It ended up with me being a work-for-hire at Death Row, mixing all of those Tupac records and making sure all of the stuff got into the vault. I started cataloging those Death Row records and Suge gave me a handsome fee for that. But when I started seeing that Death Row was becoming run by gangbangers, that’s when I left. It didn’t rest well on my spirit. If I would have kept fucking around with Death Row I knew I would end up in a box.”
“Heartz of Men” → 2Pac (1996)
“This guy named Carlos has credit for making ‘Heartz of Men,’ and that’s the dumbest thing ever. They gave the credit away on the only 2Pac song I produced. But working with Pac was crazy. He’d sit down, grab a pen, a legal pad and a blunt, and write out all of his thoughts. He would record the shit, do the backgrounds and ask if you needed anything else. Then he would walk out that studio and go in another studio with Dr. Dre and do the same thing and then go in the studio with Johnny J and do the same thing. I was like, ‘This dude is a robot. We really need to take something from his work ethic because this shit is crazy.’
The Pac in his last days was very shielded.
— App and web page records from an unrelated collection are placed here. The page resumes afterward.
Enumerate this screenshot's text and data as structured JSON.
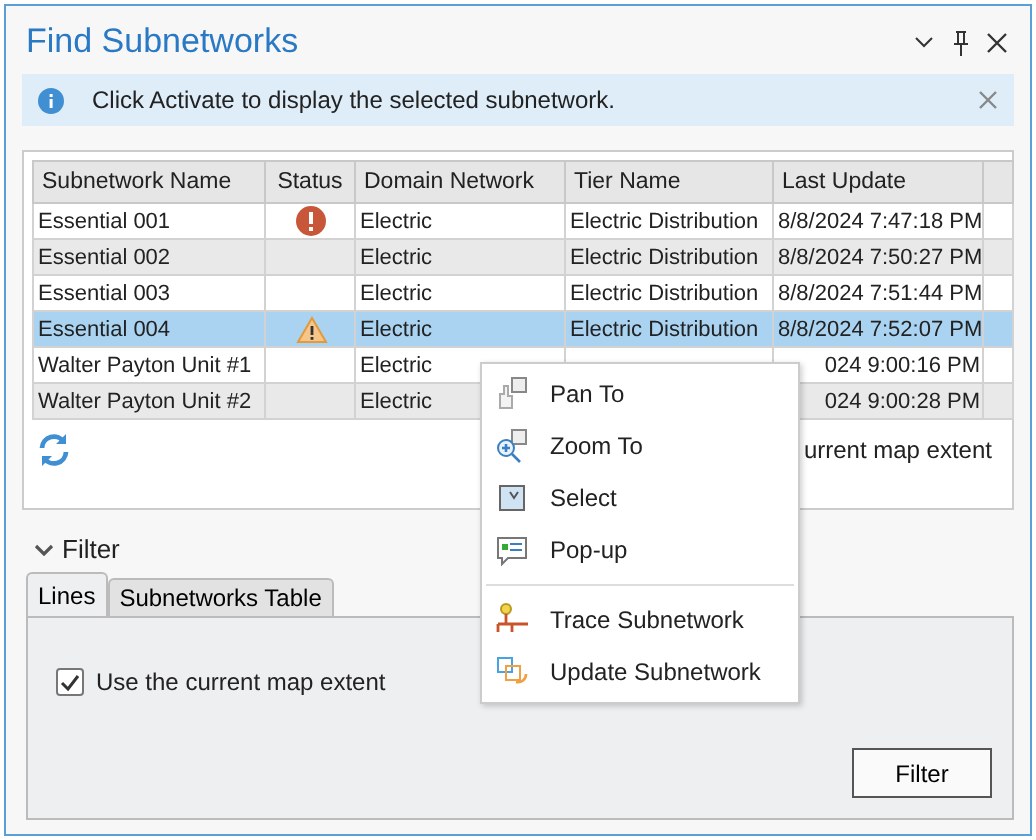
{
  "window": {
    "title": "Find Subnetworks"
  },
  "info_bar": {
    "message": "Click Activate to display the selected subnetwork."
  },
  "table": {
    "columns": [
      "Subnetwork Name",
      "Status",
      "Domain Network",
      "Tier Name",
      "Last Update"
    ],
    "rows": [
      {
        "name": "Essential 001",
        "kind": "error",
        "domain": "Electric",
        "tier": "Electric Distribution",
        "update": "8/8/2024 7:47:18 PM",
        "selected": false
      },
      {
        "name": "Essential 002",
        "kind": "plain",
        "domain": "Electric",
        "tier": "Electric Distribution",
        "update": "8/8/2024 7:50:27 PM",
        "selected": false
      },
      {
        "name": "Essential 003",
        "kind": "plain",
        "domain": "Electric",
        "tier": "Electric Distribution",
        "update": "8/8/2024 7:51:44 PM",
        "selected": false
      },
      {
        "name": "Essential 004",
        "kind": "warning",
        "domain": "Electric",
        "tier": "Electric Distribution",
        "update": "8/8/2024 7:52:07 PM",
        "selected": true
      },
      {
        "name": "Walter Payton Unit #1",
        "kind": "plain",
        "domain": "Electric",
        "update": "024 9:00:16 PM",
        "selected": false
      },
      {
        "name": "Walter Payton Unit #2",
        "kind": "plain",
        "domain": "Electric",
        "update": "024 9:00:28 PM",
        "selected": false
      }
    ]
  },
  "extent_label": "urrent map extent",
  "filter": {
    "title": "Filter",
    "expanded": true,
    "tabs": [
      {
        "label": "Lines",
        "selected": true
      },
      {
        "label": "Subnetworks Table",
        "selected": false
      }
    ],
    "checkbox": {
      "label": "Use the current map extent",
      "checked": true
    },
    "button": "Filter"
  },
  "context_menu": [
    {
      "kind": "pan",
      "label": "Pan To"
    },
    {
      "kind": "zoom",
      "label": "Zoom To"
    },
    {
      "kind": "select",
      "label": "Select"
    },
    {
      "kind": "popup",
      "label": "Pop-up"
    },
    {
      "kind": "separator"
    },
    {
      "kind": "trace",
      "label": "Trace Subnetwork"
    },
    {
      "kind": "update",
      "label": "Update Subnetwork"
    }
  ]
}
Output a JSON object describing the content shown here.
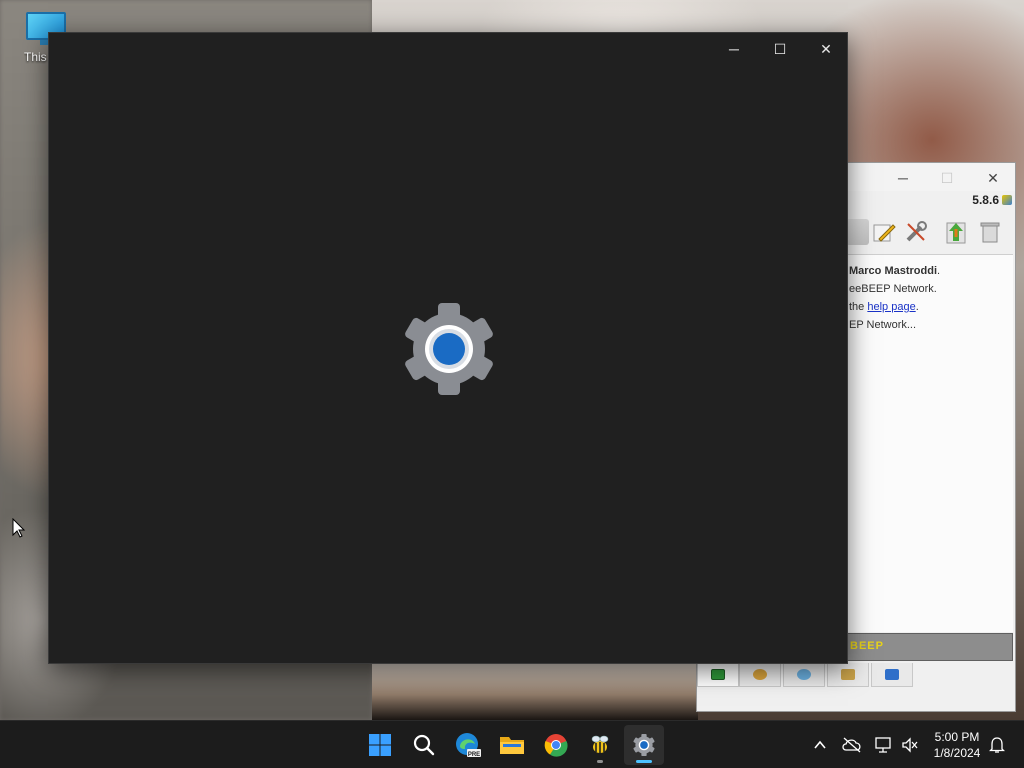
{
  "desktop": {
    "icons": [
      {
        "label": "This P",
        "icon": "this-pc-icon"
      }
    ]
  },
  "beebeep_window": {
    "title_buttons": {
      "minimize": "─",
      "maximize": "☐",
      "close": "✕"
    },
    "version": "5.8.6",
    "toolbar_icons": [
      "mail-icon",
      "edit-pencil-icon",
      "tools-icon",
      "update-icon",
      "delete-icon"
    ],
    "welcome_lines": [
      {
        "text": "Marco Mastroddi",
        "suffix": "."
      },
      {
        "text": "eeBEEP Network."
      },
      {
        "prefix": "the ",
        "link": "help page",
        "suffix": "."
      },
      {
        "text": "EP Network..."
      }
    ],
    "banner_text": "BEEP",
    "bottom_tabs": [
      "chat-tab-icon",
      "users-tab-icon",
      "groups-tab-icon",
      "network-tab-icon",
      "share-tab-icon"
    ]
  },
  "settings_window": {
    "caption_buttons": {
      "minimize": "─",
      "maximize": "☐",
      "close": "✕"
    },
    "splash_icon": "settings-gear-icon",
    "colors": {
      "background": "#202020",
      "gear": "#8a8d93",
      "gear_center": "#1a6bc4"
    }
  },
  "taskbar": {
    "apps": [
      {
        "name": "start",
        "icon": "windows-start-icon"
      },
      {
        "name": "search",
        "icon": "search-icon"
      },
      {
        "name": "edge-preview",
        "icon": "edge-pre-icon",
        "badge": "PRE"
      },
      {
        "name": "file-explorer",
        "icon": "folder-icon"
      },
      {
        "name": "chrome",
        "icon": "chrome-icon"
      },
      {
        "name": "beebeep",
        "icon": "bee-icon"
      },
      {
        "name": "settings",
        "icon": "settings-gear-icon",
        "active": true
      }
    ],
    "tray": {
      "overflow_icon": "chevron-up-icon",
      "onedrive_icon": "cloud-offline-icon",
      "network_icon": "network-icon",
      "volume_icon": "volume-muted-icon",
      "notifications_icon": "bell-icon"
    },
    "clock": {
      "time": "5:00 PM",
      "date": "1/8/2024"
    }
  }
}
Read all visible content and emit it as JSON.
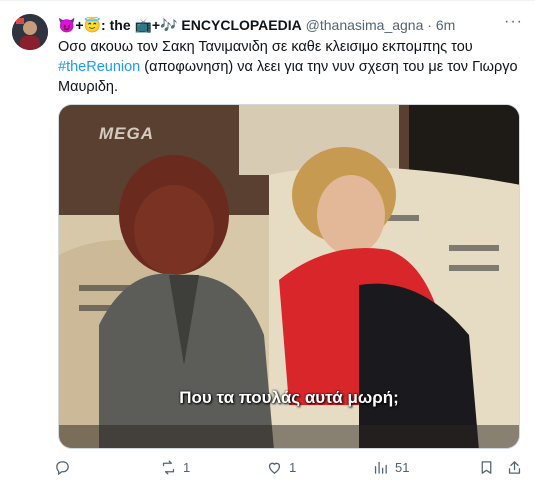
{
  "tweet": {
    "name_emoji": "😈+😇",
    "name_part1": ": the ",
    "name_emoji2": "📺+🎶",
    "name_part2": " ENCYCLOPAEDIA",
    "handle": "@thanasima_agna",
    "separator": "·",
    "time": "6m",
    "more_icon": "ellipsis-icon",
    "text_before": "Οσο ακουω τον Σακη Τανιμανιδη σε καθε κλεισιμο εκπομπης του ",
    "hashtag": "#theReunion",
    "text_after": " (αποφωνηση) να λεει για την νυν σχεση του με τον Γιωργο Μαυριδη.",
    "media": {
      "logo": "MEGA",
      "subtitle": "Που τα πουλάς αυτά μωρή;"
    },
    "actions": {
      "reply_count": "",
      "retweet_count": "1",
      "like_count": "1",
      "views_count": "51"
    }
  },
  "colors": {
    "accent": "#1d9bf0",
    "secondary_text": "#536471"
  }
}
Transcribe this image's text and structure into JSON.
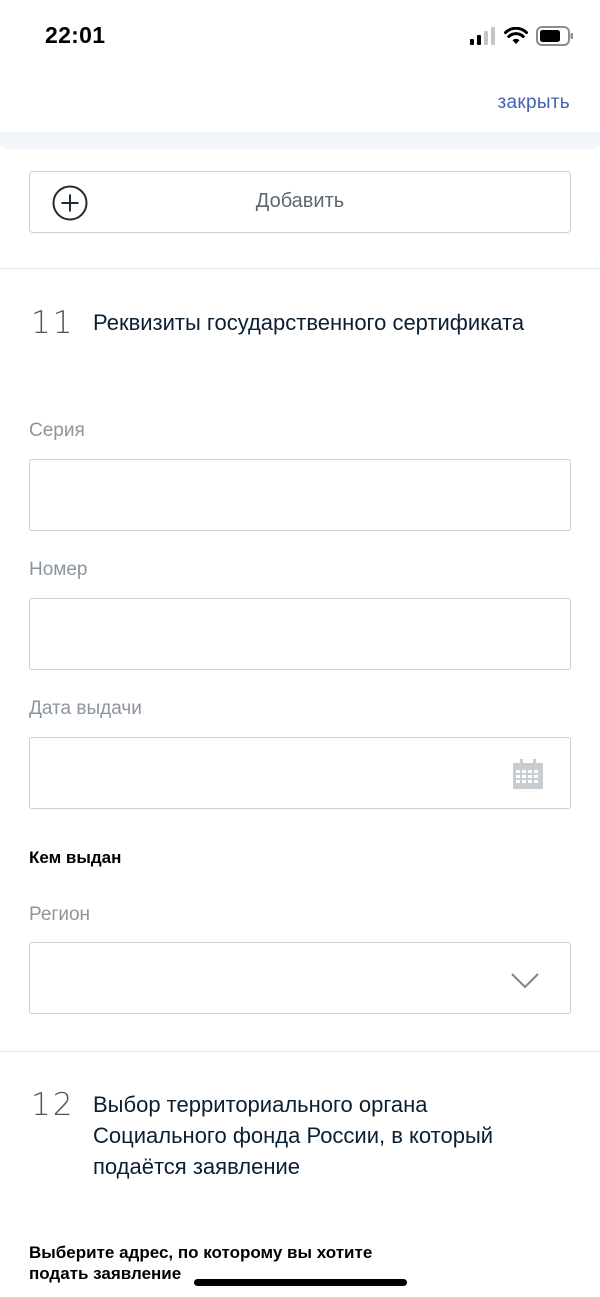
{
  "status_bar": {
    "time": "22:01"
  },
  "header": {
    "close_label": "закрыть",
    "accent_color": "#3f62b3"
  },
  "add_button": {
    "label": "Добавить",
    "icon": "plus-circle-icon"
  },
  "section_11": {
    "number": "11",
    "title": "Реквизиты государственного сертификата",
    "fields": {
      "series": {
        "label": "Серия",
        "value": ""
      },
      "number": {
        "label": "Номер",
        "value": ""
      },
      "issue_date": {
        "label": "Дата выдачи",
        "value": "",
        "icon": "calendar-icon"
      }
    },
    "issued_by": {
      "heading": "Кем выдан",
      "region": {
        "label": "Регион",
        "value": "",
        "icon": "chevron-down-icon"
      }
    }
  },
  "section_12": {
    "number": "12",
    "title": "Выбор территориального органа Социального фонда России, в который подаётся заявление",
    "address_prompt": "Выберите адрес, по которому вы хотите подать заявление"
  }
}
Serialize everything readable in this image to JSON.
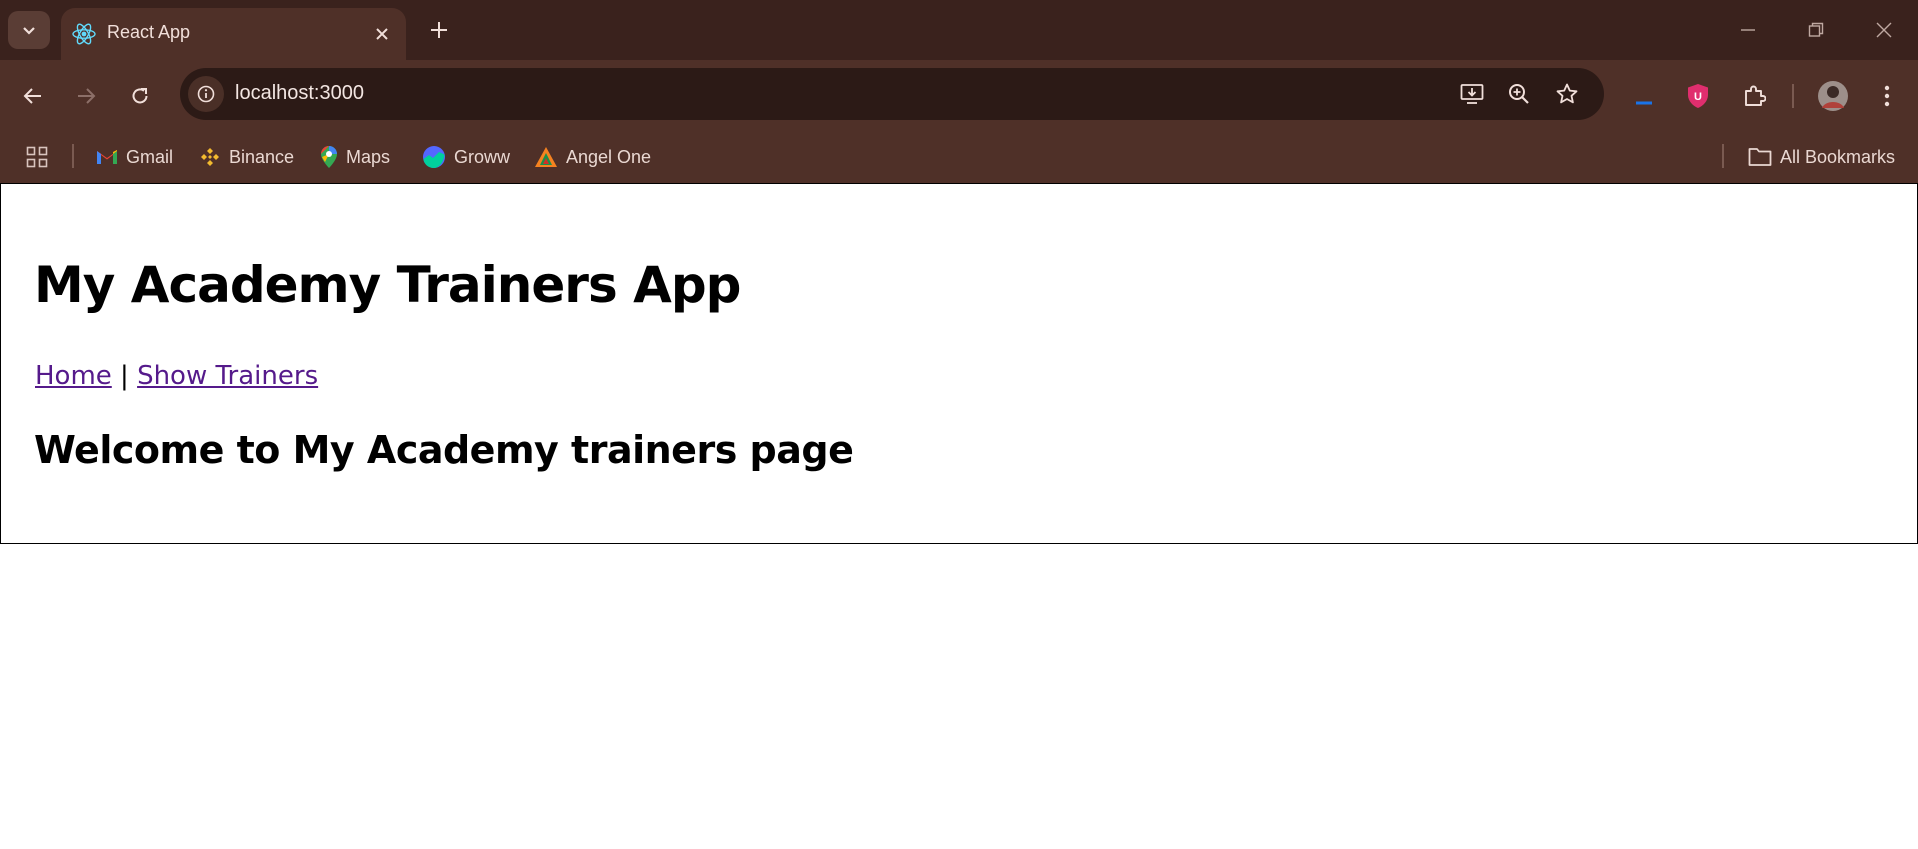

I went to his mansion in Topanga Hills in ’95 right before he passed. It was this big beautiful white house, but it seemed so empty. Looking back, I think he was a little lonely…there was no furniture in that house. He was purging his energy. It almost felt like he knew that his death was coming. He was egging it on. The Pac I like to remember is the Pac from Digital Underground who I was on tour with. I wish that guy was back. He was a bright eye, fast-talking Oakland genius. He was a ball of energy that you could never forget. When Pac died I cried like a baby.”